As proscuittos and sausages are most people's introduction to dry cured foods, rillettes are the gateway to spread-able meats. Three years ago, I had my first charcuterie plate, and while I didn't realize it at the time, it was a life changing experience. It was then I had my first batch of rillettes and was hooked into charcuterie, seeking and consuming all offerings in Chicago. Shortly after going down that porcine road, I attended my first butchering demo and learned the ways of various cured meats and old preservation techniques. Today, after much practice, I have a decent approach to the art.

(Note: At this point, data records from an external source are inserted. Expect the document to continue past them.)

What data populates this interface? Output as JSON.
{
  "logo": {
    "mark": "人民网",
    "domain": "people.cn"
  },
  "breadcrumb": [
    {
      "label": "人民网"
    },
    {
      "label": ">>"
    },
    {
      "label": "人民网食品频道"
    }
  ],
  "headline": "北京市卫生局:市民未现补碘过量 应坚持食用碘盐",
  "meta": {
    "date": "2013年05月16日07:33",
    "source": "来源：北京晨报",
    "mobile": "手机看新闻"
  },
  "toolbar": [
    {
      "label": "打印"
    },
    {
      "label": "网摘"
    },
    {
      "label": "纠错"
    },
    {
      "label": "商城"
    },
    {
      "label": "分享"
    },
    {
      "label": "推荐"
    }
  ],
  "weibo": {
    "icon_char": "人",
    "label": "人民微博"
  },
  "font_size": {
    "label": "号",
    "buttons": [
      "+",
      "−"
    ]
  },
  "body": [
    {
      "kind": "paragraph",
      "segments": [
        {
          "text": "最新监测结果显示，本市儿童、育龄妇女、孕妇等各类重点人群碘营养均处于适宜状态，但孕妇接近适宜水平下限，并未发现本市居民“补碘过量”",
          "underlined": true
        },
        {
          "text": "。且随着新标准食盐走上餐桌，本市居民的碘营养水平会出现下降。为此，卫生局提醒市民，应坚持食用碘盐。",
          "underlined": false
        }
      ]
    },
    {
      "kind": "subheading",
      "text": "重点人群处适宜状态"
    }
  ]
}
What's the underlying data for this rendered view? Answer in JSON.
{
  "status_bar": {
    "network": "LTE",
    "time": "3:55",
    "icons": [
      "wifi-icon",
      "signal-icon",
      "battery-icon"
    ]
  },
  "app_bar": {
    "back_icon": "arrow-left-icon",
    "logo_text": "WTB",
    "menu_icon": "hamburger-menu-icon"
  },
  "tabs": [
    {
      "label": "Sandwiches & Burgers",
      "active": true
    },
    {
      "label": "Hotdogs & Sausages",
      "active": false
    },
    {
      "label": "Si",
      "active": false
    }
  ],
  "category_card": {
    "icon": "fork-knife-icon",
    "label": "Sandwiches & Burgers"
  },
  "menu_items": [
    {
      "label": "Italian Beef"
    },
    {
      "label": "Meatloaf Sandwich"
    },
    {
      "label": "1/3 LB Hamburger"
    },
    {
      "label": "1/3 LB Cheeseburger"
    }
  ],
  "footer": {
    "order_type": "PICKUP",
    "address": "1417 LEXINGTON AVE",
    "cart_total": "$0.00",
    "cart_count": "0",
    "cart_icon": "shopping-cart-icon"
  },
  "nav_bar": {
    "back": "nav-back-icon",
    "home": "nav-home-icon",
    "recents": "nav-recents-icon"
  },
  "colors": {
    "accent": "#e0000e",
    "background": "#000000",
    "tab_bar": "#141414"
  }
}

Luckily for me, for the second week in a row, I got the one lamb neck in stock at my local butcher. This is a great piece of meat for making rillettes, since it's very flavorful and tender. Due to the uniqueness of the cut of meat, I salted the neck then slow roasted it in a 200 Dg oven over-night while I slept. This allowed for the fat to slowly seep out of the meat and essentially baste itself while roasting. Once morning came, the meat was easily shreddable. Traditionally, the cooking process for rillettes would take place in a covered pot with simmering liquid, but that's another post.